The Navion chip can perform inertial measurement at 52Khz as well as process video streams of 752×480 stereo images at 171 frames per second in a 20 sqmm package consuming only 24mW of power. The chip was fabricated on a 65nm CMOS process line.

Navion is the result of a collaborative design process which optimized electronics required to perform  drone navigation processing.
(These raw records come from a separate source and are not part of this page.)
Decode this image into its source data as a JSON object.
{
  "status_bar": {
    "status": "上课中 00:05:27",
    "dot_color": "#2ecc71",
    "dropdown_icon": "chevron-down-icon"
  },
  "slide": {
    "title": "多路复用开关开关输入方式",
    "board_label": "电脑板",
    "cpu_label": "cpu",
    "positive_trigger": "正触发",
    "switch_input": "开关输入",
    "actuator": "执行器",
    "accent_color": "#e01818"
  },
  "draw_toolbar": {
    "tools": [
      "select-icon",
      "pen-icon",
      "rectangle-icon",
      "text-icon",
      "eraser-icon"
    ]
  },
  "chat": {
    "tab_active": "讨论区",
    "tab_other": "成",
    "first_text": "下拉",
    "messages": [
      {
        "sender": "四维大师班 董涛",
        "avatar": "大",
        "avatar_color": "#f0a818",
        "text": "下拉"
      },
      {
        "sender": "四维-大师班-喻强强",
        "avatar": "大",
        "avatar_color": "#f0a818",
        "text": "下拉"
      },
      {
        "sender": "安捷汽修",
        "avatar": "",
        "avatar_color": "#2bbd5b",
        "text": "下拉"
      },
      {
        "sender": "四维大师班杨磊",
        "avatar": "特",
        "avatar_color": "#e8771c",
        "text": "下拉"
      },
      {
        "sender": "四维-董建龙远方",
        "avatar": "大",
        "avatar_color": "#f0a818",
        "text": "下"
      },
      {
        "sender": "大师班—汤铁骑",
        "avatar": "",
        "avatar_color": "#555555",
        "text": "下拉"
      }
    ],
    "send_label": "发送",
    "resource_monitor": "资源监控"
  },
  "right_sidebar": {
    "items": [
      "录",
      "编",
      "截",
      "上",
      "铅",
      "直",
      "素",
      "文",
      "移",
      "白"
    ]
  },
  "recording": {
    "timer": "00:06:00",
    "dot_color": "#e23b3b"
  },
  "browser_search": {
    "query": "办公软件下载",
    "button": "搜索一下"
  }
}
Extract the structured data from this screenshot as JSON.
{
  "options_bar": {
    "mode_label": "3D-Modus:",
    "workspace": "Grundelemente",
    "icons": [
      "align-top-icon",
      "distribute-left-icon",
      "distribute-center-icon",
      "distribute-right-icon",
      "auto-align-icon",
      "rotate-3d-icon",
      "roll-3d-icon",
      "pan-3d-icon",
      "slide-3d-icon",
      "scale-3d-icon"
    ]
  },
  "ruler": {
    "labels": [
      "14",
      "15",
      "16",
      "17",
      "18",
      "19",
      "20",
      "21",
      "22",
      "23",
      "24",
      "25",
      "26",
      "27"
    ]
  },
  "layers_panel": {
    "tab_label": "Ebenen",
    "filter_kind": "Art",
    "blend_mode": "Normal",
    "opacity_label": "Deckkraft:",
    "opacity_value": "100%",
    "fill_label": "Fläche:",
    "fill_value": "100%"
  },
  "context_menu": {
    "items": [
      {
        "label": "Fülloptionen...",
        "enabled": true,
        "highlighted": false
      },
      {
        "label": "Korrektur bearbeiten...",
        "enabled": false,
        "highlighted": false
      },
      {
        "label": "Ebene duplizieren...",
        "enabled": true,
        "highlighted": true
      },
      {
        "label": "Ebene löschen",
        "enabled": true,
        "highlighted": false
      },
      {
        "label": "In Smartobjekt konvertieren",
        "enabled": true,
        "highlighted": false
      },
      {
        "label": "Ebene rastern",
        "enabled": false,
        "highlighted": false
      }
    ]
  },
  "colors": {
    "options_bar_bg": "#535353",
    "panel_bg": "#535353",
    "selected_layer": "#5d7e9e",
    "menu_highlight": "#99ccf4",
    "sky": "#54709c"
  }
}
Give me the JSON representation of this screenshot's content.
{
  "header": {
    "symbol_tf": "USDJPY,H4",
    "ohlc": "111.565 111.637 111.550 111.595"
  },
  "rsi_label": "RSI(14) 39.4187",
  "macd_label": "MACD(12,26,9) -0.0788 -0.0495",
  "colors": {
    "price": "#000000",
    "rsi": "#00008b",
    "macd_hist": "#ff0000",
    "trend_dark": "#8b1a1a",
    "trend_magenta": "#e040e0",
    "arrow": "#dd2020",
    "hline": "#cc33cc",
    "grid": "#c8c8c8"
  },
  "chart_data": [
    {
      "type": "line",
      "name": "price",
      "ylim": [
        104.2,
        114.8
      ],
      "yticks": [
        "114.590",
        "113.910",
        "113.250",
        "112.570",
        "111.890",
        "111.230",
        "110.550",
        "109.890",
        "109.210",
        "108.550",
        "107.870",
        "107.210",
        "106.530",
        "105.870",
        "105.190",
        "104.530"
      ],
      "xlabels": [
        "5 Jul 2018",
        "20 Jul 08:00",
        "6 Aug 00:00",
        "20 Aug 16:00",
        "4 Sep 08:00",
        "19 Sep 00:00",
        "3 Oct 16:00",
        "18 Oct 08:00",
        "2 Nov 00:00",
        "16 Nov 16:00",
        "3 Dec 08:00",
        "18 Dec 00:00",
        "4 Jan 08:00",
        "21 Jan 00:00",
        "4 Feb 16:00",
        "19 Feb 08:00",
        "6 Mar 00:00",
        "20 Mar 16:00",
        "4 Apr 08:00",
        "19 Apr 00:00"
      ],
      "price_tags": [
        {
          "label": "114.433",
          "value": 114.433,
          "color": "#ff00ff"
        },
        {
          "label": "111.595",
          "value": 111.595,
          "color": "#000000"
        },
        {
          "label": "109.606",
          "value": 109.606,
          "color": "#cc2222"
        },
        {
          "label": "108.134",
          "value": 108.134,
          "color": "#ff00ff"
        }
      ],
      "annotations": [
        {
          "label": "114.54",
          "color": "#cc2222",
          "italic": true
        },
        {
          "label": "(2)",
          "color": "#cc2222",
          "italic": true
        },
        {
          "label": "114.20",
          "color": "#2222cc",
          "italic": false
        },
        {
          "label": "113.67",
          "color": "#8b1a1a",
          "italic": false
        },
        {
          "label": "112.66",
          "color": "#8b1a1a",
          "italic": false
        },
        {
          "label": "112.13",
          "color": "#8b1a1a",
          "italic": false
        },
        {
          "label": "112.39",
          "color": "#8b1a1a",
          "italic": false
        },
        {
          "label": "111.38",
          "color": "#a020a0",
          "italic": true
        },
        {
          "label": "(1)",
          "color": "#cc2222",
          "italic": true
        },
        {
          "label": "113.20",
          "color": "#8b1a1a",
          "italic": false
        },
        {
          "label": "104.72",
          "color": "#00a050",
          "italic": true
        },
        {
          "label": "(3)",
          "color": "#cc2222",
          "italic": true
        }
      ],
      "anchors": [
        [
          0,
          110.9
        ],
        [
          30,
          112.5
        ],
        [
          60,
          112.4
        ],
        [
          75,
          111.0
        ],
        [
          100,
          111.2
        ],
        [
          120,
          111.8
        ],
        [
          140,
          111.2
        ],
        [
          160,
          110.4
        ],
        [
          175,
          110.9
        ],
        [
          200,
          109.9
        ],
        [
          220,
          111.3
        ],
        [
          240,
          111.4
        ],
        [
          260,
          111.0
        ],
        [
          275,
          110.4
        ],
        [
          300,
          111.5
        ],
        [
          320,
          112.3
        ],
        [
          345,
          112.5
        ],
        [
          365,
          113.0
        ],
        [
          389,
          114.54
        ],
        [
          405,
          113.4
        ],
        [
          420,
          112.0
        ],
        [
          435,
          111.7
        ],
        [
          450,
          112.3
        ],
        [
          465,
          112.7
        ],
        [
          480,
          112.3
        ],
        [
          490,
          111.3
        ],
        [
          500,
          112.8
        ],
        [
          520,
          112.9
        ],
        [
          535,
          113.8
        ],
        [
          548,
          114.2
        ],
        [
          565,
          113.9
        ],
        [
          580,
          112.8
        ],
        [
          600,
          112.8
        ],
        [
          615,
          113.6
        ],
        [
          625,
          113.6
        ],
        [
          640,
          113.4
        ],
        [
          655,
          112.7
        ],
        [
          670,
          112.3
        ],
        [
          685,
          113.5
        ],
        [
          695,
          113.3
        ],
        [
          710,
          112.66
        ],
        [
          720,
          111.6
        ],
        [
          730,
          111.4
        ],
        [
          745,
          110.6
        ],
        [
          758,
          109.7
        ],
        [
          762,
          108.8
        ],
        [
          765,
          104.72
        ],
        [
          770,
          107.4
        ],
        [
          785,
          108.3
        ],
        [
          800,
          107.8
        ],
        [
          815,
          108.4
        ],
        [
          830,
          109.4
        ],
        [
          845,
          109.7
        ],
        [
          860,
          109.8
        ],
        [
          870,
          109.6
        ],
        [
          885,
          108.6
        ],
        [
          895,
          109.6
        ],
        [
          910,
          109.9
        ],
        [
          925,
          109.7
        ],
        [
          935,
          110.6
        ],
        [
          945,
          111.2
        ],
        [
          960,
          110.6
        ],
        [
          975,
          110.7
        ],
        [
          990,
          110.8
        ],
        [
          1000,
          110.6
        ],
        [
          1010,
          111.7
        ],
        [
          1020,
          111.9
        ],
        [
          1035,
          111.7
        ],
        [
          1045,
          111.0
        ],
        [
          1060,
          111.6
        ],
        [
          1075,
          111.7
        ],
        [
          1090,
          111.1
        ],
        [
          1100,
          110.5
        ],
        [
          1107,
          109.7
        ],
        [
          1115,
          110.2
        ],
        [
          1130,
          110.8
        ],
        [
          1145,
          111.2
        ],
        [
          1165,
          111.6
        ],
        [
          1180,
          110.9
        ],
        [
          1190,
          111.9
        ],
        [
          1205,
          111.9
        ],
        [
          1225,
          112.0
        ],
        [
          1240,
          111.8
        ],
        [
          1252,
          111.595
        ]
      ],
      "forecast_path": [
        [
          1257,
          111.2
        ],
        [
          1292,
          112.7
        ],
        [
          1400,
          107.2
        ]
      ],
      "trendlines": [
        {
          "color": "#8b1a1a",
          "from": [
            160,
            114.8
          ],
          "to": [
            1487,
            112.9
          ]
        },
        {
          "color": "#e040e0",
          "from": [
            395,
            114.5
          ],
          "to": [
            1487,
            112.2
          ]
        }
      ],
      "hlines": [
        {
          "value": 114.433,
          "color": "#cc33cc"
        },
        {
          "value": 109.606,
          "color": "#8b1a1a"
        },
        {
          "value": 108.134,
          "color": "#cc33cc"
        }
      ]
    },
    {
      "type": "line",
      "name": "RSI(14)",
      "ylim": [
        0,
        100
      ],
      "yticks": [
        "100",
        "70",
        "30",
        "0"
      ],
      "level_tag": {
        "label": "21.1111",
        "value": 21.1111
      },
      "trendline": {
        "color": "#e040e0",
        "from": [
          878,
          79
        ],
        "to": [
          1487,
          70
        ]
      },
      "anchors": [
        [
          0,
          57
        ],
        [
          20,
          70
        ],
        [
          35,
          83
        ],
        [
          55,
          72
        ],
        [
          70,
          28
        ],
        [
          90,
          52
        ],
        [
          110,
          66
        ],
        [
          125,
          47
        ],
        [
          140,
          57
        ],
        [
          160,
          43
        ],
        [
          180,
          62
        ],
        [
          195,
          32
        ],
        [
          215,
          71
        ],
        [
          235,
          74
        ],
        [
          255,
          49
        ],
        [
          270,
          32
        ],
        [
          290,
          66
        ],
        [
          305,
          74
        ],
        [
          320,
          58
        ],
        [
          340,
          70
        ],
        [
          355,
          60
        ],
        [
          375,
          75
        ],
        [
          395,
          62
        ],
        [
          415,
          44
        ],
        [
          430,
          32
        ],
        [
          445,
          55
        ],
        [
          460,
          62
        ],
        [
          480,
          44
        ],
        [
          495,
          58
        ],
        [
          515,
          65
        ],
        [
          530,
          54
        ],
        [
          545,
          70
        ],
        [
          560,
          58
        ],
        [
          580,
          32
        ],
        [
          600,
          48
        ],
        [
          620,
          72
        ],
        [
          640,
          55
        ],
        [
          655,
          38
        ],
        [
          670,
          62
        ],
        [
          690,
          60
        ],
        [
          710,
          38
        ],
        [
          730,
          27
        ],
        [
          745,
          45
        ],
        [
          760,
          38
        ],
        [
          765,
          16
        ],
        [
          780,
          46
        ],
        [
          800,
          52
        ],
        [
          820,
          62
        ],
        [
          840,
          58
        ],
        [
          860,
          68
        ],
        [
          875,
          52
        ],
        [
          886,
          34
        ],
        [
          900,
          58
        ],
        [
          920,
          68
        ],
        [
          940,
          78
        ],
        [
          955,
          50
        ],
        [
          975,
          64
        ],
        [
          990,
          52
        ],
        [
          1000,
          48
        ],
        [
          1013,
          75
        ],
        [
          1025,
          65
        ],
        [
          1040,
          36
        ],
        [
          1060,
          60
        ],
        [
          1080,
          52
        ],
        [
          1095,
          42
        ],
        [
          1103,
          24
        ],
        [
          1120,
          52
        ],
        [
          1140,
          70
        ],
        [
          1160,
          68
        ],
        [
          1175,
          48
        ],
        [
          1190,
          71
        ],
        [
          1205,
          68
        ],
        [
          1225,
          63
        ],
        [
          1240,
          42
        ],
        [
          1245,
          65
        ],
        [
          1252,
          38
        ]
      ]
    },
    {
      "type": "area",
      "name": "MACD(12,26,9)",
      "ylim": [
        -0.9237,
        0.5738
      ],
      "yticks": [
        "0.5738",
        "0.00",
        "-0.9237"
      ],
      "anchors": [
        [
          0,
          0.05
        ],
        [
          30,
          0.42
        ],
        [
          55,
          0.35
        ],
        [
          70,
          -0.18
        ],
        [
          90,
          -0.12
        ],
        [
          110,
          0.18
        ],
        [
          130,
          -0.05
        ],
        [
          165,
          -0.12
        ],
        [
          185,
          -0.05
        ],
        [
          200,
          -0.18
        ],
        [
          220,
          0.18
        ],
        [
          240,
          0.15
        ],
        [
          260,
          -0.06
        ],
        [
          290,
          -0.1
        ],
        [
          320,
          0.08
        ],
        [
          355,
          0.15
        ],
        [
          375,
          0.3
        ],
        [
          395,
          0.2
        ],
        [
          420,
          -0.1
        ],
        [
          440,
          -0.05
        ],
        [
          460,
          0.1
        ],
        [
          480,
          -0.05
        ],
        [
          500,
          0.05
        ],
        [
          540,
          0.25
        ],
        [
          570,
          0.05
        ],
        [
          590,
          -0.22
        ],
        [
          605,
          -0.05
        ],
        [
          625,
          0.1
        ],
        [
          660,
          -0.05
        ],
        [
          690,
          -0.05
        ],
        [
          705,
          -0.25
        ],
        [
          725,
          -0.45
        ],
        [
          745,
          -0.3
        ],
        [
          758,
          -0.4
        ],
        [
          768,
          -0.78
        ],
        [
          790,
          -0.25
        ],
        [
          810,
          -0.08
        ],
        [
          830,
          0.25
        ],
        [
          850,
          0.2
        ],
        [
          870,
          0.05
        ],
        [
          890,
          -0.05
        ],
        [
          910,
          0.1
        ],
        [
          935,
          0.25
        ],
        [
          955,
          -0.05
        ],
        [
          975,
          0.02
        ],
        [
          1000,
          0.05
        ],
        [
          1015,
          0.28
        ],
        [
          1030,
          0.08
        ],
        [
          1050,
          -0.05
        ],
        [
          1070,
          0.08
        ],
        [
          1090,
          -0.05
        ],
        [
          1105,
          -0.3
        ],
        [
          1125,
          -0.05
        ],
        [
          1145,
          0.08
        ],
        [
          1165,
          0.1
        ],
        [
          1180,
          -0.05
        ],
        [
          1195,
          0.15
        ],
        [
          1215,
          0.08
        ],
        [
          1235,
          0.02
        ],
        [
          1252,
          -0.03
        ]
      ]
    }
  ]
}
By placing all the memory required for inertial measurement and image analysis and all the processing hardware on the same chip, they have substantially reduced power consumption and space requirements for drone navigation.

Navion architecture

Navion uses a state of the art, non-linear factor graph optimization algorithm to navigate in space.  It doesn’t sound like  DL neural net image recognition but more like a statistical/probabilistic approach to image mapping and place estimation. The chip uses image compression, two stage memory, and sparse linear solver memory to reduce image processing memory requirements from 3.5MB to less than 1MB.

The chip uses 3 inputs: two images (right &  left image) and IMU (inertial management unit sensor) and has one (complex output), its estimate of the current state of where it is on the map.

Navion processing creates and maintains a 3D map using stereo images and provides navigational support to move through that space.  According to the paper, the Navion chip updates the state(s) and sparse 3D map at a KF (Kalman filter) rate of between 16 and 90 fps. Navion also offers configurations options to maximize accuracy, throughput or energy efficiency.

Navion compares well to other navigation electronics

The table shows comparisons of the Navion chip against other traditional navigational systems that use Xeon, ARM or FPGA chips. As far as I can tell it’s either much better or at least on a par with these other larger, more complex, power hungry systems.

Nano drones are coming to our space, sooner than anyone expects.

Comments?

Photo credit(s): System overview from Navion project page (c) 2018 MIT;

Picture of chip with layout  from Navion project page (c) 2018 MIT;

Navion: A Fully Integrated Energy-Efficient Visual-Inertial Odometry Accelerator for Autonomous Navigation of Nano Drones (c) 2018 MIT

Zipline delivers blood 7X24 using fixed wing drones in Rwanda

Read an article the other day in MIT Tech Review (Zipline’s ambitious medical drone delivery in Africa) about a startup in Silicon Valley, Zipline, that has started delivering blood by drones to remote medical centers in Rwanda.

We’ve talked about drones before (see my Drones as a leapfrog technology post) and how they could be another leapfrog 3rd world countries into the 21st century. Similar, to cell phones, drones could be used to advance infrastructure without having to go replicate the same paths as 1st world countries such as building roads/hiways, trains and other transport infrastructure.

The country

Rwanda is a very hilly but small (10.2K SqMi/26.3 SqKm) and populous (pop. 11.3m) country in east-central Africa, just a few degrees south of the Equator. Rwanda’s economy is based on subsistence agriculture with a growing eco-tourism segment.

Nonetheless, with all
its hills and poverty roads in Rwanda are not the best. In the past delivering blood supplies to remote health centers could often take hours or more. But with the new Zipline drone delivery service technicians can order up blood products with an app on a smart phone and have it delivered via parachute to their center within 20 minutes.

Drone delivery operations

In the nest, a center for drone operations, there is a tent housing the blood supplies, and logistics for the drone force. Beside the tent are a steel runway/catapults that can launch drones and on the other side of the tent are brown inflatable pillows  used to land the drones.

The drones take a pre-planned path to the remote health centers and drop their cargo via parachute to within a five meter diameter circle.

Operators fly the drones using an iPad and each drone has an internal navigation system. Drones fly a pre-planned flightaugmented with realtime kinematic satellite navigation. Drone travel is integrated within Rwanda’s controlled air space. Routes are pre-mapped using detailed ground surveys.

Drone delivery works

Zipline drone blood deliveries have been taking place since late 2016. Deliveries started M-F, during daylight only. But by April, they were delivering 7 days a week, day and night.

Zipline currently only operates in Rwanda and only delivers blood but they have plans to extend deliveries to other medical products and to expand beyond Rwanda.

On their website they stated that before Zipline, delivering blood to one health center would take four hours by truck which can now be done in 17 minutes. Their Muhanga drone center serves 21 medical centers throughout western Rwanda.

Photo Credits: Flyzipline.com